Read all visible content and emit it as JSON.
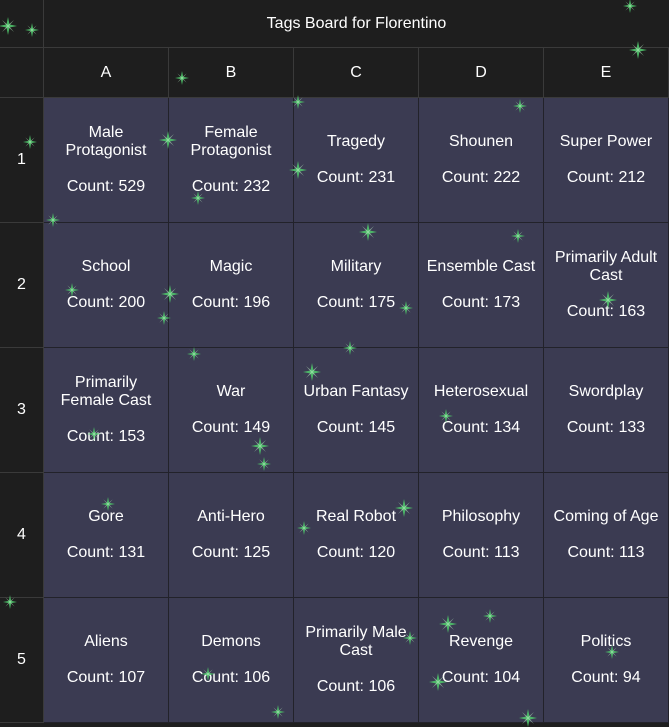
{
  "title": "Tags Board for Florentino",
  "columns": [
    "A",
    "B",
    "C",
    "D",
    "E"
  ],
  "rows": [
    "1",
    "2",
    "3",
    "4",
    "5"
  ],
  "count_label": "Count: ",
  "colors": {
    "cell_bg": "#3b3b52",
    "header_bg": "#1e1e1e",
    "sparkle": "#4fc46a"
  },
  "cells": [
    [
      {
        "tag": "Male Protagonist",
        "count": 529
      },
      {
        "tag": "Female Protagonist",
        "count": 232
      },
      {
        "tag": "Tragedy",
        "count": 231
      },
      {
        "tag": "Shounen",
        "count": 222
      },
      {
        "tag": "Super Power",
        "count": 212
      }
    ],
    [
      {
        "tag": "School",
        "count": 200
      },
      {
        "tag": "Magic",
        "count": 196
      },
      {
        "tag": "Military",
        "count": 175
      },
      {
        "tag": "Ensemble Cast",
        "count": 173
      },
      {
        "tag": "Primarily Adult Cast",
        "count": 163
      }
    ],
    [
      {
        "tag": "Primarily Female Cast",
        "count": 153
      },
      {
        "tag": "War",
        "count": 149
      },
      {
        "tag": "Urban Fantasy",
        "count": 145
      },
      {
        "tag": "Heterosexual",
        "count": 134
      },
      {
        "tag": "Swordplay",
        "count": 133
      }
    ],
    [
      {
        "tag": "Gore",
        "count": 131
      },
      {
        "tag": "Anti-Hero",
        "count": 125
      },
      {
        "tag": "Real Robot",
        "count": 120
      },
      {
        "tag": "Philosophy",
        "count": 113
      },
      {
        "tag": "Coming of Age",
        "count": 113
      }
    ],
    [
      {
        "tag": "Aliens",
        "count": 107
      },
      {
        "tag": "Demons",
        "count": 106
      },
      {
        "tag": "Primarily Male Cast",
        "count": 106
      },
      {
        "tag": "Revenge",
        "count": 104
      },
      {
        "tag": "Politics",
        "count": 94
      }
    ]
  ]
}
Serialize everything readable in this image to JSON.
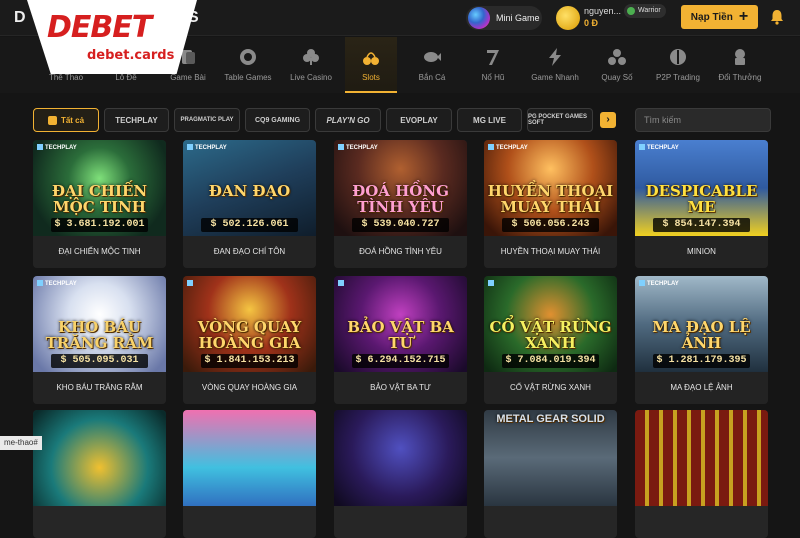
{
  "header": {
    "logo_main": "DEBET",
    "logo_sub": "debet.cards",
    "logo_peek_left": "D",
    "logo_peek_right": "S",
    "mini_game": "Mini Game",
    "username": "nguyen...",
    "balance": "0 Đ",
    "rank": "Warrior",
    "deposit": "Nạp Tiền"
  },
  "nav": [
    {
      "label": "Thể Thao",
      "icon": "soccer-ball-icon"
    },
    {
      "label": "Lô Đề",
      "icon": "lottery-ball-icon"
    },
    {
      "label": "Game Bài",
      "icon": "cards-icon"
    },
    {
      "label": "Table Games",
      "icon": "chip-icon"
    },
    {
      "label": "Live Casino",
      "icon": "clubs-icon"
    },
    {
      "label": "Slots",
      "icon": "cherry-icon"
    },
    {
      "label": "Bắn Cá",
      "icon": "fish-icon"
    },
    {
      "label": "Nổ Hũ",
      "icon": "seven-icon"
    },
    {
      "label": "Game Nhanh",
      "icon": "lightning-icon"
    },
    {
      "label": "Quay Số",
      "icon": "balls-icon"
    },
    {
      "label": "P2P Trading",
      "icon": "p2p-icon"
    },
    {
      "label": "Đổi Thưởng",
      "icon": "reward-icon"
    }
  ],
  "filters": {
    "all": "Tất cả",
    "providers": [
      "TECHPLAY",
      "PRAGMATIC PLAY",
      "CQ9 GAMING",
      "PLAY'N GO",
      "EVOPLAY",
      "MG LIVE",
      "PG POCKET GAMES SOFT"
    ],
    "search_placeholder": "Tìm kiếm"
  },
  "games": [
    {
      "name": "ĐẠI CHIẾN MỘC TINH",
      "jackpot": "$ 3.681.192.001",
      "art": "ĐẠI CHIẾN MỘC TINH",
      "provider": "TECHPLAY"
    },
    {
      "name": "ĐAN ĐẠO CHÍ TÔN",
      "jackpot": "$ 502.126.061",
      "art": "ĐAN ĐẠO",
      "provider": "TECHPLAY"
    },
    {
      "name": "ĐOÁ HỒNG TÌNH YÊU",
      "jackpot": "$ 539.040.727",
      "art": "ĐOÁ HỒNG TÌNH YÊU",
      "provider": "TECHPLAY"
    },
    {
      "name": "HUYỀN THOẠI MUAY THÁI",
      "jackpot": "$ 506.056.243",
      "art": "HUYỀN THOẠI MUAY THÁI",
      "provider": "TECHPLAY"
    },
    {
      "name": "MINION",
      "jackpot": "$ 854.147.394",
      "art": "DESPICABLE ME",
      "provider": "TECHPLAY"
    },
    {
      "name": "KHO BÁU TRĂNG RẰM",
      "jackpot": "$ 505.095.031",
      "art": "KHO BÁU TRĂNG RẰM",
      "provider": "TECHPLAY"
    },
    {
      "name": "VÒNG QUAY HOÀNG GIA",
      "jackpot": "$ 1.841.153.213",
      "art": "VÒNG QUAY HOÀNG GIA",
      "provider": ""
    },
    {
      "name": "BẢO VẬT BA TƯ",
      "jackpot": "$ 6.294.152.715",
      "art": "BẢO VẬT BA TƯ",
      "provider": ""
    },
    {
      "name": "CỔ VẬT RỪNG XANH",
      "jackpot": "$ 7.084.019.394",
      "art": "CỔ VẬT RỪNG XANH",
      "provider": ""
    },
    {
      "name": "MA ĐẠO LỆ ẢNH",
      "jackpot": "$ 1.281.179.395",
      "art": "MA ĐẠO LỆ ẢNH",
      "provider": "TECHPLAY"
    },
    {
      "name": "",
      "jackpot": "",
      "art": "",
      "provider": ""
    },
    {
      "name": "",
      "jackpot": "",
      "art": "",
      "provider": ""
    },
    {
      "name": "",
      "jackpot": "",
      "art": "",
      "provider": ""
    },
    {
      "name": "",
      "jackpot": "",
      "art": "METAL GEAR SOLID",
      "provider": ""
    },
    {
      "name": "",
      "jackpot": "",
      "art": "",
      "provider": ""
    }
  ],
  "status_url": "me-thao#",
  "colors": {
    "accent": "#f2b233",
    "background": "#151515",
    "card": "#262626"
  }
}
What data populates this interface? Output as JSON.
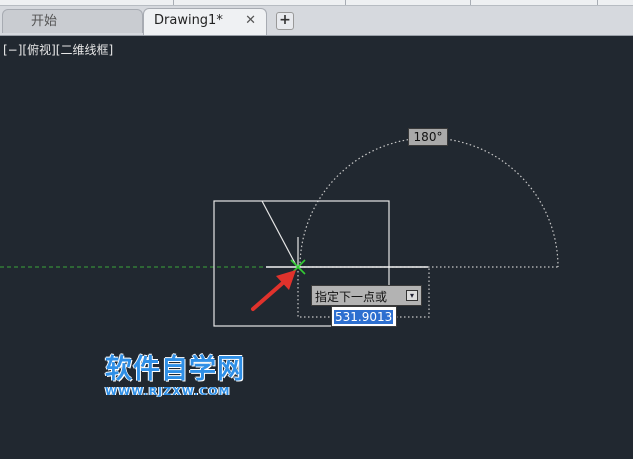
{
  "tabs": [
    {
      "label": "开始",
      "active": false
    },
    {
      "label": "Drawing1*",
      "active": true
    }
  ],
  "tab_close_glyph": "✕",
  "new_tab_glyph": "+",
  "viewport_label": "[−][俯视][二维线框]",
  "angle_tooltip": "180°",
  "command_prompt": "指定下一点或",
  "prompt_dropdown_glyph": "▾",
  "input_value": "531.9013",
  "watermark": {
    "title": "软件自学网",
    "url": "WWW.RJZXW.COM"
  },
  "colors": {
    "canvas_bg": "#212830",
    "polar_tracking_line": "#3aa33a",
    "arrow": "#e0322c",
    "cursor": "#33cc33",
    "watermark": "#2f8fe6"
  },
  "icons": {
    "close": "close-icon",
    "add": "plus-icon",
    "dropdown": "dropdown-arrow-icon",
    "pointer": "red-arrow-icon",
    "cursor": "crosshair-cursor-icon"
  }
}
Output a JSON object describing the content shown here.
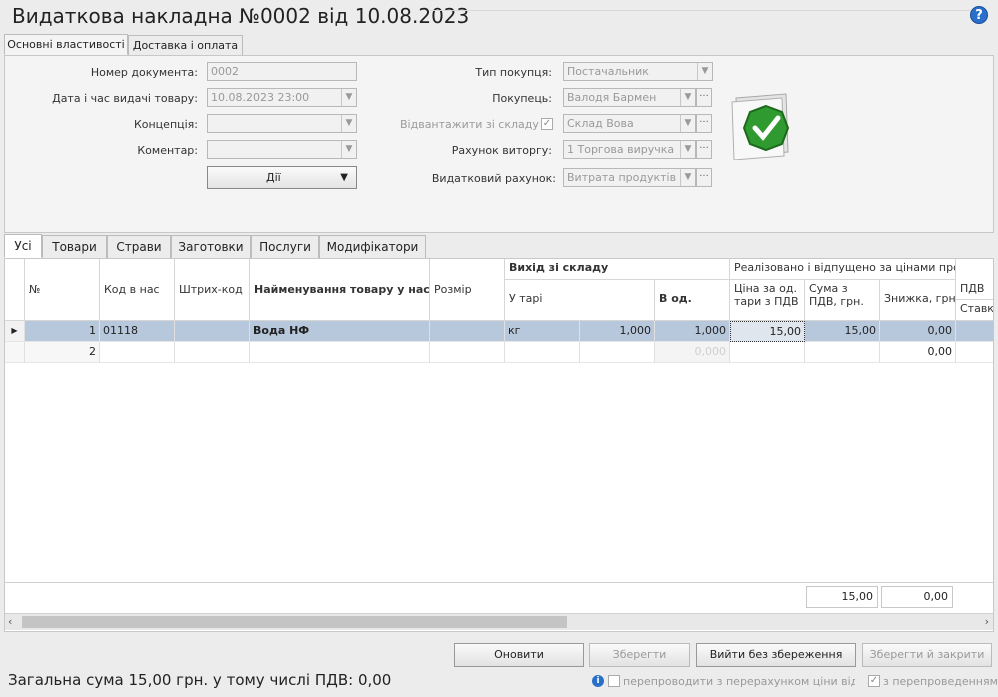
{
  "title": "Видаткова накладна №0002 від 10.08.2023",
  "help_glyph": "?",
  "top_tabs": [
    "Основні властивості",
    "Доставка і оплата"
  ],
  "form": {
    "doc_number_label": "Номер документа:",
    "doc_number": "0002",
    "date_label": "Дата і час видачі товару:",
    "date": "10.08.2023 23:00",
    "concept_label": "Концепція:",
    "concept": "",
    "comment_label": "Коментар:",
    "comment": "",
    "actions_label": "Дії",
    "buyer_type_label": "Тип покупця:",
    "buyer_type": "Постачальник",
    "buyer_label": "Покупець:",
    "buyer": "Валодя Бармен",
    "ship_from_label": "Відвантажити зі складу",
    "ship_from": "Склад Вова",
    "revenue_label": "Рахунок виторгу:",
    "revenue": "1 Торгова виручка",
    "expense_label": "Видатковий рахунок:",
    "expense": "Витрата продуктів"
  },
  "item_tabs": [
    "Усі",
    "Товари",
    "Страви",
    "Заготовки",
    "Послуги",
    "Модифікатори"
  ],
  "table": {
    "headers": {
      "no": "№",
      "code": "Код в нас",
      "barcode": "Штрих-код",
      "name": "Найменування товару у нас",
      "size": "Розмір",
      "out_group": "Вихід зі складу",
      "in_pack": "У тарі",
      "in_units": "В од.",
      "realized_group": "Реалізовано і відпущено за цінами продажу",
      "price": "Ціна за од. тари з ПДВ",
      "sum": "Сума з ПДВ, грн.",
      "discount": "Знижка, грн.",
      "vat_group": "ПДВ",
      "vat_rate": "Ставка"
    },
    "rows": [
      {
        "no": "1",
        "code": "01118",
        "barcode": "",
        "name": "Вода НФ",
        "size": "",
        "pack_unit": "кг",
        "pack_qty": "1,000",
        "units": "1,000",
        "price": "15,00",
        "sum": "15,00",
        "discount": "0,00"
      },
      {
        "no": "2",
        "code": "",
        "barcode": "",
        "name": "",
        "size": "",
        "pack_unit": "",
        "pack_qty": "",
        "units": "0,000",
        "price": "",
        "sum": "",
        "discount": "0,00"
      }
    ],
    "totals": {
      "sum": "15,00",
      "discount": "0,00"
    }
  },
  "buttons": {
    "refresh": "Оновити",
    "save": "Зберегти",
    "exit": "Вийти без збереження",
    "save_close": "Зберегти й закрити"
  },
  "summary": "Загальна сума 15,00 грн. у тому числі ПДВ: 0,00",
  "options": {
    "repost_label": "перепроводити з перерахунком ціни відванта",
    "with_posting_label": "з перепроведенням"
  }
}
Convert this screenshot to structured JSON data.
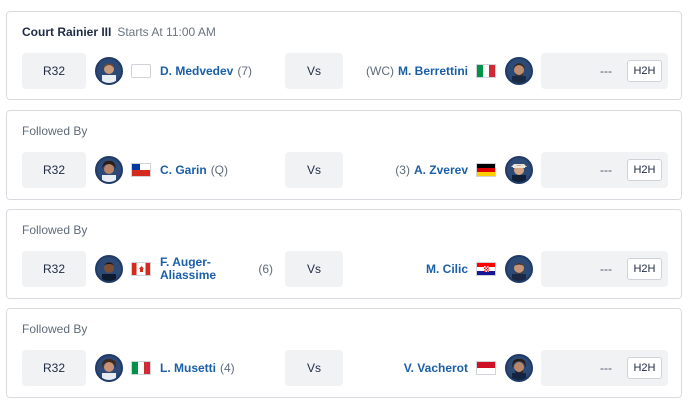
{
  "matches": [
    {
      "header_label": "Court Rainier III",
      "header_starts": "Starts At 11:00 AM",
      "round": "R32",
      "p1_name": "D. Medvedev",
      "p1_seed": "(7)",
      "p1_flag": "none",
      "vs": "Vs",
      "p2_seed": "(WC)",
      "p2_name": "M. Berrettini",
      "p2_flag": "italy",
      "score": "---",
      "h2h": "H2H"
    },
    {
      "header_label": "Followed By",
      "round": "R32",
      "p1_name": "C. Garin",
      "p1_seed": "(Q)",
      "p1_flag": "chile",
      "vs": "Vs",
      "p2_seed": "(3)",
      "p2_name": "A. Zverev",
      "p2_flag": "germany",
      "score": "---",
      "h2h": "H2H"
    },
    {
      "header_label": "Followed By",
      "round": "R32",
      "p1_name": "F. Auger-Aliassime",
      "p1_seed": "(6)",
      "p1_flag": "canada",
      "vs": "Vs",
      "p2_seed": "",
      "p2_name": "M. Cilic",
      "p2_flag": "croatia",
      "score": "---",
      "h2h": "H2H"
    },
    {
      "header_label": "Followed By",
      "round": "R32",
      "p1_name": "L. Musetti",
      "p1_seed": "(4)",
      "p1_flag": "italy",
      "vs": "Vs",
      "p2_seed": "",
      "p2_name": "V. Vacherot",
      "p2_flag": "monaco",
      "score": "---",
      "h2h": "H2H"
    }
  ],
  "colors": {
    "accent_name": "#1a5fa8",
    "cell_bg": "#f1f2f4",
    "border": "#d9dbe0"
  }
}
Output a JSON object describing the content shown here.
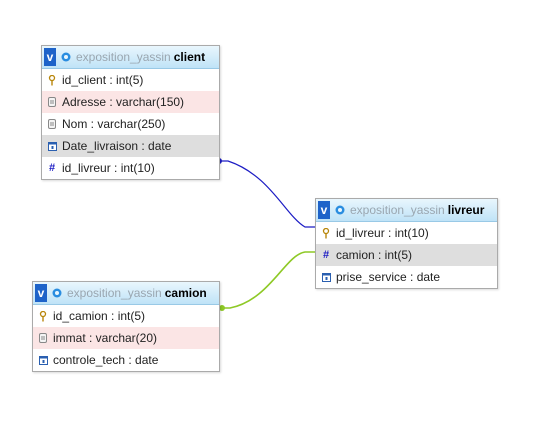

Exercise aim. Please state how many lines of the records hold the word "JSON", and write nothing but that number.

Response to the exercise. 6